[Records for the task]
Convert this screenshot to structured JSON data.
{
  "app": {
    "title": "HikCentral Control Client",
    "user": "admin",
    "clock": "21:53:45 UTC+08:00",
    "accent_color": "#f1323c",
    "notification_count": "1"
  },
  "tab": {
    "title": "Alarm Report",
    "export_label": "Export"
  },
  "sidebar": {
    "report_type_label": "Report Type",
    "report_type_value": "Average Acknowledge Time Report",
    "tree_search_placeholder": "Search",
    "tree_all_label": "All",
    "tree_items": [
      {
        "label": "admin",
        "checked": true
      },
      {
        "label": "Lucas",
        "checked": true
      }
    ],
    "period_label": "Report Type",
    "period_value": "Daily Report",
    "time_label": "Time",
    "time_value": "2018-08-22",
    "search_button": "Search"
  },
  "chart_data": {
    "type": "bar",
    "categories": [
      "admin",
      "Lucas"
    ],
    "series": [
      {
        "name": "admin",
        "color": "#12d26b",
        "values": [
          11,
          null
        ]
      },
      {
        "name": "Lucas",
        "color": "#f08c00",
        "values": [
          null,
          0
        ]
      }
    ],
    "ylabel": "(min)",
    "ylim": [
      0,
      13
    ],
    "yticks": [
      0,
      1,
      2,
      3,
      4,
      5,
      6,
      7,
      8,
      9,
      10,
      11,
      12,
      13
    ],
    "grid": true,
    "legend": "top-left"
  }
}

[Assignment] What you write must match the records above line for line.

[Solution]
Convert this screenshot to structured JSON data.
{
  "app": {
    "title": "HikCentral Control Client",
    "user": "admin",
    "clock": "21:53:45 UTC+08:00",
    "accent_color": "#f1323c",
    "notification_count": "1"
  },
  "tab": {
    "title": "Alarm Report",
    "export_label": "Export"
  },
  "sidebar": {
    "report_type_label": "Report Type",
    "report_type_value": "Average Acknowledge Time Report",
    "tree_search_placeholder": "Search",
    "tree_all_label": "All",
    "tree_items": [
      {
        "label": "admin",
        "checked": true
      },
      {
        "label": "Lucas",
        "checked": true
      }
    ],
    "period_label": "Report Type",
    "period_value": "Daily Report",
    "time_label": "Time",
    "time_value": "2018-08-22",
    "search_button": "Search"
  },
  "chart_data": {
    "type": "bar",
    "categories": [
      "admin",
      "Lucas"
    ],
    "series": [
      {
        "name": "admin",
        "color": "#12d26b",
        "values": [
          11,
          null
        ]
      },
      {
        "name": "Lucas",
        "color": "#f08c00",
        "values": [
          null,
          0
        ]
      }
    ],
    "ylabel": "(min)",
    "ylim": [
      0,
      13
    ],
    "yticks": [
      0,
      1,
      2,
      3,
      4,
      5,
      6,
      7,
      8,
      9,
      10,
      11,
      12,
      13
    ],
    "grid": true,
    "legend": "top-left"
  }
}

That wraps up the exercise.